At least 170 members have been charged over the mass shooting between rival motorbike gangs in a Texas restaurant that left nine dead and 18 injured.
Fighting broke out between the infamous Bandidos and Cossacks gangs at the Twin Peaks restaurant before spilling out onto the car park.
The suspects – thought to come from five bike gangs – had to be held in a convention centre rather then swamp a local jail before they were charged with engaging in organised crime linked to capital murder, which carries the death penalty.
They have been released on bail, which was each set at £640,000 ($1 million). Twenty-two others were released without charge. The dead are reported to be eight members of the Cossacks gang and one Bandidos member.
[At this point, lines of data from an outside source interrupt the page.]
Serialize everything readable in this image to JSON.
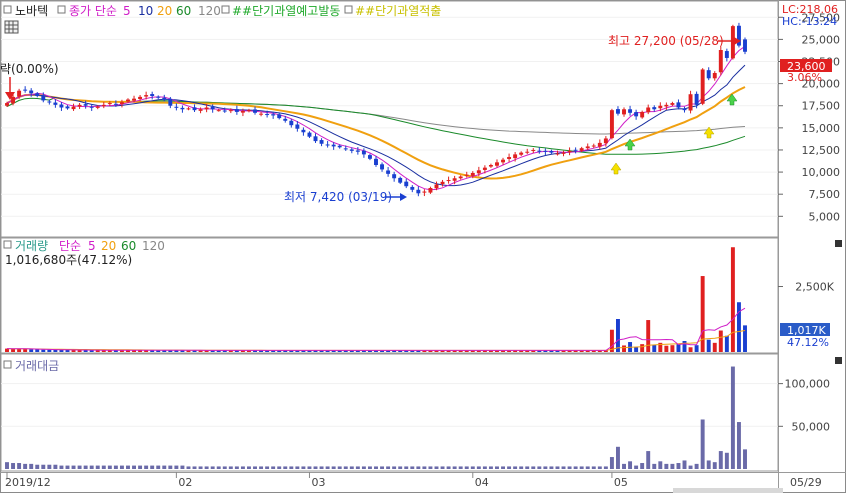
{
  "price_panel": {
    "legend": {
      "name": "노바텍",
      "close_ma": "종가 단순",
      "periods": [
        "5",
        "10",
        "20",
        "60",
        "120"
      ],
      "signal1": "##단기과열예고발동",
      "signal2": "##단기과열적출"
    },
    "left_cut_label": "략(0.00%)",
    "lc_label": "LC:218.06",
    "hc_label": "HC:-13.24",
    "current_price": "23,600",
    "change_pct": "3.06%",
    "high_label": "최고 27,200 (05/28)",
    "low_label": "최저 7,420 (03/19)"
  },
  "volume_panel": {
    "legend": {
      "name": "거래량",
      "ma": "단순",
      "periods": [
        "5",
        "20",
        "60",
        "120"
      ]
    },
    "current": "1,016,680주(47.12%)",
    "last_value_label": "1,017K",
    "last_pct_label": "47.12%"
  },
  "amount_panel": {
    "legend": {
      "name": "거래대금"
    }
  },
  "x_axis": {
    "labels": [
      "2019/12",
      "02",
      "03",
      "04",
      "05",
      "05/29"
    ]
  },
  "colors": {
    "up": "#e02020",
    "down": "#1a3fd0",
    "ma5": "#d01ec8",
    "ma10": "#1a2fa0",
    "ma20": "#f0a010",
    "ma60": "#1a8a2a",
    "ma120": "#888888",
    "amount": "#6a6aa8"
  },
  "chart_data": [
    {
      "type": "candlestick",
      "title": "노바텍",
      "y_ticks": [
        "27,500",
        "25,000",
        "22,500",
        "20,000",
        "17,500",
        "15,000",
        "12,500",
        "10,000",
        "7,500",
        "5,000"
      ],
      "ylim": [
        3000,
        29000
      ],
      "closes": [
        17800,
        18500,
        19200,
        19300,
        18900,
        18600,
        18100,
        17900,
        17600,
        17300,
        17200,
        17400,
        17600,
        17500,
        17300,
        17400,
        17600,
        17800,
        17700,
        17900,
        18200,
        18300,
        18500,
        18700,
        18600,
        18400,
        18200,
        17500,
        17300,
        17100,
        17200,
        17000,
        17100,
        17300,
        17100,
        17000,
        16900,
        17000,
        16800,
        16900,
        17000,
        16700,
        16600,
        16500,
        16400,
        16100,
        15800,
        15300,
        14900,
        14500,
        14000,
        13500,
        13200,
        13100,
        12900,
        12800,
        12600,
        12400,
        12300,
        12000,
        11500,
        10800,
        10300,
        9800,
        9300,
        8800,
        8400,
        8000,
        7600,
        7800,
        8200,
        8600,
        8900,
        9100,
        9300,
        9500,
        9700,
        9900,
        10200,
        10500,
        10800,
        11100,
        11400,
        11700,
        12000,
        12200,
        12300,
        12500,
        12400,
        12300,
        12200,
        12100,
        12200,
        12400,
        12500,
        12700,
        12900,
        13000,
        13300,
        13800,
        17000,
        16600,
        17100,
        16700,
        16300,
        16800,
        17300,
        17100,
        17500,
        17600,
        17800,
        17300,
        17000,
        18800,
        17600,
        21600,
        20600,
        21200,
        23800,
        22900,
        26500,
        24300,
        23600
      ],
      "high": {
        "value": 27200,
        "date": "05/28"
      },
      "low": {
        "value": 7420,
        "date": "03/19"
      },
      "ma_periods": [
        5,
        10,
        20,
        60,
        120
      ]
    },
    {
      "type": "bar",
      "title": "거래량",
      "y_ticks": [
        "2,500K"
      ],
      "ylim": [
        0,
        4200
      ],
      "unit": "K",
      "values": [
        130,
        120,
        120,
        120,
        100,
        100,
        90,
        90,
        80,
        80,
        80,
        80,
        70,
        70,
        70,
        70,
        70,
        70,
        70,
        70,
        70,
        70,
        70,
        70,
        70,
        70,
        70,
        70,
        70,
        70,
        60,
        60,
        60,
        60,
        60,
        60,
        60,
        60,
        60,
        60,
        60,
        60,
        60,
        60,
        60,
        60,
        60,
        60,
        60,
        60,
        60,
        60,
        60,
        60,
        60,
        60,
        60,
        60,
        60,
        60,
        60,
        60,
        60,
        60,
        60,
        60,
        60,
        60,
        60,
        60,
        60,
        60,
        60,
        60,
        60,
        60,
        60,
        60,
        60,
        60,
        60,
        60,
        60,
        60,
        60,
        60,
        60,
        60,
        60,
        60,
        60,
        60,
        60,
        60,
        60,
        60,
        60,
        60,
        60,
        60,
        850,
        1260,
        250,
        380,
        180,
        300,
        1220,
        270,
        350,
        240,
        260,
        300,
        420,
        180,
        260,
        2900,
        470,
        350,
        820,
        620,
        4000,
        1900,
        1017
      ]
    },
    {
      "type": "bar",
      "title": "거래대금",
      "y_ticks": [
        "100,000",
        "50,000"
      ],
      "ylim": [
        0,
        130000
      ],
      "values": [
        8000,
        7000,
        7000,
        6000,
        6000,
        5000,
        5000,
        5000,
        5000,
        4000,
        4000,
        4000,
        4000,
        4000,
        4000,
        4000,
        4000,
        4000,
        4000,
        4000,
        4000,
        4000,
        4000,
        4000,
        4000,
        4000,
        4000,
        4000,
        4000,
        4000,
        3000,
        3000,
        3000,
        3000,
        3000,
        3000,
        3000,
        3000,
        3000,
        3000,
        3000,
        3000,
        3000,
        3000,
        3000,
        3000,
        3000,
        3000,
        3000,
        3000,
        3000,
        3000,
        3000,
        3000,
        3000,
        3000,
        3000,
        3000,
        3000,
        3000,
        3000,
        3000,
        3000,
        3000,
        3000,
        3000,
        3000,
        3000,
        3000,
        3000,
        3000,
        3000,
        3000,
        3000,
        3000,
        3000,
        3000,
        3000,
        3000,
        3000,
        3000,
        3000,
        3000,
        3000,
        3000,
        3000,
        3000,
        3000,
        3000,
        3000,
        3000,
        3000,
        3000,
        3000,
        3000,
        3000,
        3000,
        3000,
        3000,
        3000,
        14000,
        26000,
        6000,
        9000,
        4000,
        7000,
        21000,
        6000,
        9000,
        6000,
        6000,
        7000,
        10000,
        4000,
        6000,
        58000,
        10000,
        8000,
        21000,
        19000,
        120000,
        55000,
        23000
      ]
    }
  ]
}
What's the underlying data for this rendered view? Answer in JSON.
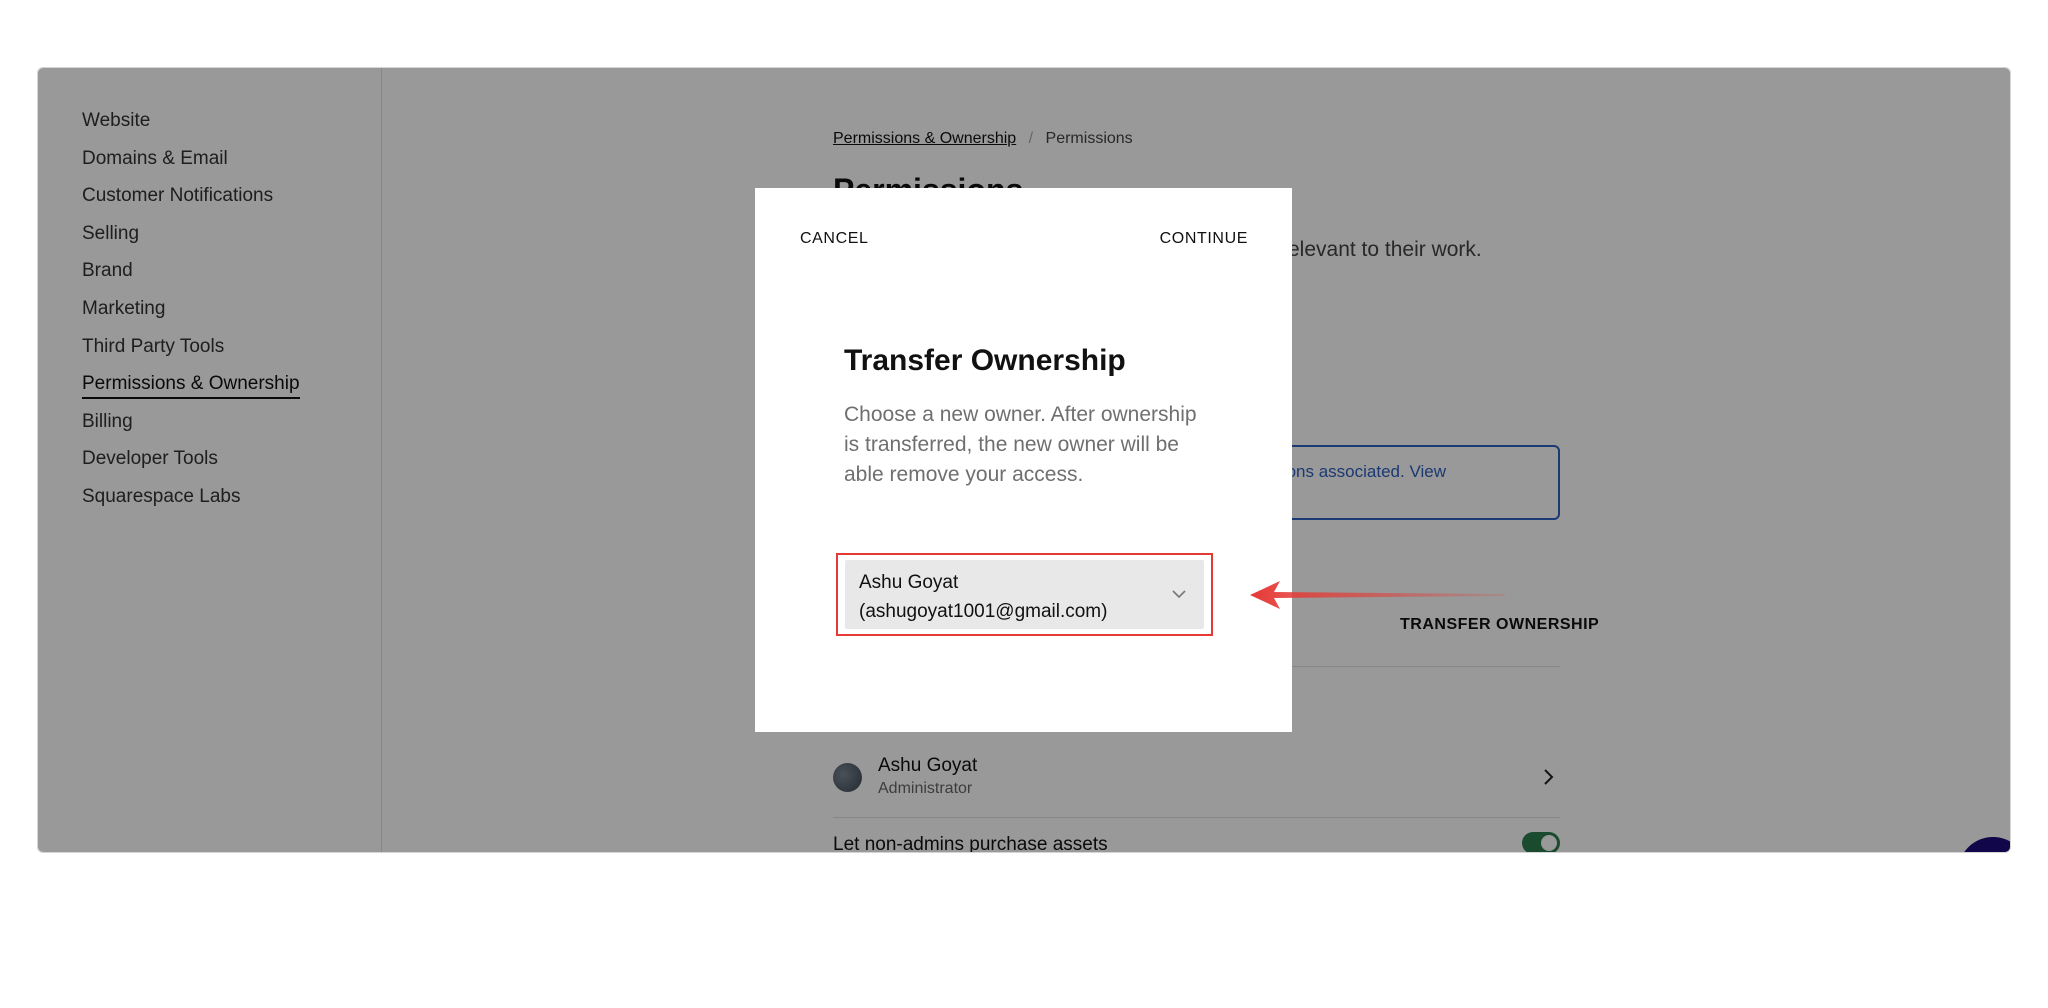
{
  "sidebar": {
    "items": [
      {
        "label": "Website"
      },
      {
        "label": "Domains & Email"
      },
      {
        "label": "Customer Notifications"
      },
      {
        "label": "Selling"
      },
      {
        "label": "Brand"
      },
      {
        "label": "Marketing"
      },
      {
        "label": "Third Party Tools"
      },
      {
        "label": "Permissions & Ownership",
        "active": true
      },
      {
        "label": "Billing"
      },
      {
        "label": "Developer Tools"
      },
      {
        "label": "Squarespace Labs"
      }
    ]
  },
  "main": {
    "breadcrumb": {
      "parent": "Permissions & Ownership",
      "separator": "/",
      "current": "Permissions"
    },
    "title": "Permissions",
    "description_visible": "elevant to their work.",
    "notice_visible": "ons associated. View",
    "transfer_label": "TRANSFER OWNERSHIP",
    "member": {
      "name": "Ashu Goyat",
      "role": "Administrator"
    },
    "toggle_label": "Let non-admins purchase assets"
  },
  "modal": {
    "cancel_label": "CANCEL",
    "continue_label": "CONTINUE",
    "title": "Transfer Ownership",
    "description": "Choose a new owner. After ownership is transferred, the new owner will be able remove your access.",
    "select": {
      "name": "Ashu Goyat",
      "email": "(ashugoyat1001@gmail.com)"
    }
  },
  "colors": {
    "highlight_border": "#e53935",
    "annotation_arrow": "#e53935",
    "notice_blue": "#2d5fbf",
    "toggle_on": "#2e7d4f"
  },
  "icons": [
    "chevron-down-icon",
    "chevron-right-icon",
    "annotation-arrow-icon"
  ]
}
Around 100 guns, knives and other weapons were also recovered from the scene of the bloodbath.
The Bandidos had arranged to meet at the "breastaurant" (know for its bikini clad women) with other motorbike clubs to discuss normal biker issues. The Cossacks, however, were not invited, according to the New York Times.
"We have been doing this for 18 years, and we never had a problem," said Gimmi Jimmy, national ambassador for the Bandidos and state chairman for the Texas Confederation of Clubs and Independents. "We discuss things like biker rights, but no individual club business is talked about."
The rivalry between the Bandidos and Cossacks dates back to 2013. The Bandidos believe Texas is their state and there is no place for smaller clubs like the Cossacks.
The spark for the disturbance remains unclear but some reports say it started in the restaurant's bathroom.
Waco police sergeant Patrick Swanton, however, said it was caused by a parking dispute and was "the most violent crime scene I have ever been involved in".
Don Charles Davis, who writes the biker blog "The Aging Rebel," said the Waco episode was "a challenge to the Bandidos' pre-eminence" by smaller organisations, like the Cossacks.
"A lot of the newer members are veterans, and they want to prove their independence and equality," he said. "It's a generational thing that is reshaping the culture."
Curtis Jack Lewis, president of the Abilene, Texas branch of the Bandidos, was arrested in November 2013 on suspicion of stabbing two members of the Cossacks outside a restaurant.
The Bandidos is one of the most prominent biker gangs in the world with 2,500 members in 14 countries.